Task item: Reading the data below, count the lines that carry the string "true". Give nothing but the count.

Data extracts:
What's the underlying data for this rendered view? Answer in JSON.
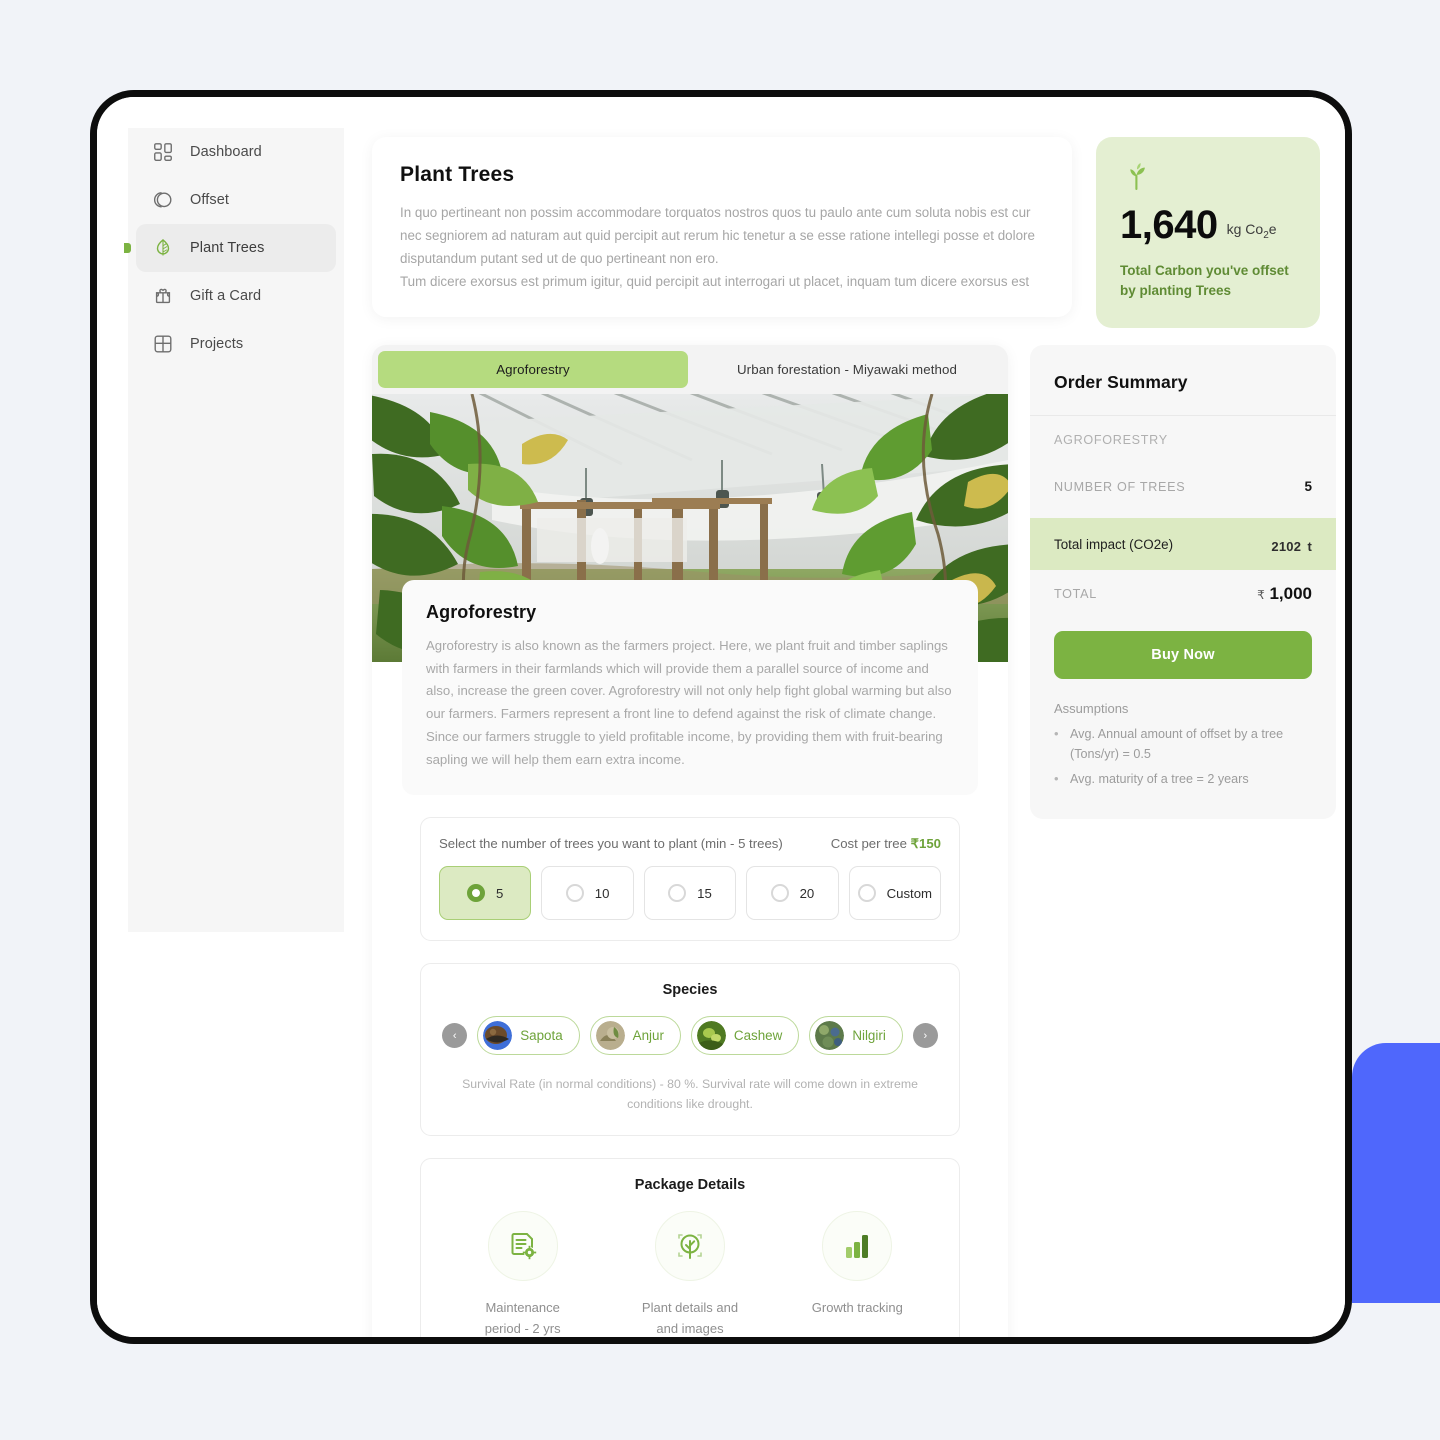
{
  "theme": {
    "accent_green": "#7cb342",
    "accent_green_light": "#dceac2",
    "stat_card_bg": "#e4efd2",
    "blue_shape": "#4f67fc",
    "page_bg": "#f1f3f8"
  },
  "sidebar": {
    "items": [
      {
        "label": "Dashboard",
        "icon": "dashboard-grid-icon",
        "active": false
      },
      {
        "label": "Offset",
        "icon": "offset-circles-icon",
        "active": false
      },
      {
        "label": "Plant Trees",
        "icon": "leaf-icon",
        "active": true
      },
      {
        "label": "Gift a Card",
        "icon": "gift-card-icon",
        "active": false
      },
      {
        "label": "Projects",
        "icon": "projects-window-icon",
        "active": false
      }
    ]
  },
  "intro": {
    "title": "Plant Trees",
    "paragraph_1": "In quo pertineant non possim accommodare torquatos nostros quos tu paulo ante cum soluta nobis est cur nec segniorem ad naturam aut quid percipit aut rerum hic tenetur a se esse ratione intellegi posse et dolore disputandum putant sed ut de quo pertineant non ero.",
    "paragraph_2": "Tum dicere exorsus est primum igitur, quid percipit aut interrogari ut placet, inquam tum dicere exorsus est"
  },
  "stat_card": {
    "icon": "sprout-icon",
    "value": "1,640",
    "unit_prefix": "kg Co",
    "unit_sub": "2",
    "unit_suffix": "e",
    "caption": "Total Carbon you've offset by planting Trees"
  },
  "tabs": [
    {
      "label": "Agroforestry",
      "active": true
    },
    {
      "label": "Urban forestation - Miyawaki method",
      "active": false
    }
  ],
  "hero": {
    "alt": "agroforestry-greenhouse-photo"
  },
  "description": {
    "title": "Agroforestry",
    "body": "Agroforestry is also known as the farmers project. Here, we plant fruit and timber saplings with farmers in their farmlands which will provide them a parallel source of income and also, increase the green cover. Agroforestry will not only help fight global warming but also our farmers. Farmers represent a front line to defend against the risk of climate change. Since our farmers struggle to yield profitable income, by providing them with fruit-bearing sapling we will help them earn extra income."
  },
  "tree_selector": {
    "prompt": "Select the number of trees you want to plant (min - 5 trees)",
    "cost_label": "Cost per tree ",
    "cost_value": "₹150",
    "options": [
      {
        "label": "5",
        "selected": true
      },
      {
        "label": "10",
        "selected": false
      },
      {
        "label": "15",
        "selected": false
      },
      {
        "label": "20",
        "selected": false
      },
      {
        "label": "Custom",
        "selected": false
      }
    ]
  },
  "species": {
    "title": "Species",
    "prev_arrow": "‹",
    "next_arrow": "›",
    "items": [
      {
        "label": "Sapota",
        "thumb": "sapota-thumb"
      },
      {
        "label": "Anjur",
        "thumb": "anjur-thumb"
      },
      {
        "label": "Cashew",
        "thumb": "cashew-thumb"
      },
      {
        "label": "Nilgiri",
        "thumb": "nilgiri-thumb"
      }
    ],
    "survival_note": "Survival Rate (in normal conditions) - 80 %. Survival rate will come down in extreme conditions like drought."
  },
  "package_details": {
    "title": "Package Details",
    "items": [
      {
        "icon": "document-gear-icon",
        "line1": "Maintenance",
        "line2": "period - 2 yrs"
      },
      {
        "icon": "tree-scan-icon",
        "line1": "Plant details and",
        "line2": "and images"
      },
      {
        "icon": "bar-chart-icon",
        "line1": "Growth tracking",
        "line2": ""
      }
    ]
  },
  "order_summary": {
    "title": "Order Summary",
    "category": "AGROFORESTRY",
    "trees_label": "NUMBER OF TREES",
    "trees_value": "5",
    "impact_label": "Total  impact (CO2e)",
    "impact_value": "2102",
    "impact_unit": "t",
    "total_label": "TOTAL",
    "total_currency": "₹",
    "total_value": "1,000",
    "buy_button": "Buy Now",
    "assumptions_title": "Assumptions",
    "assumptions": [
      "Avg. Annual amount of offset by a tree (Tons/yr) = 0.5",
      "Avg. maturity of a tree = 2 years"
    ]
  }
}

Result of this task: 3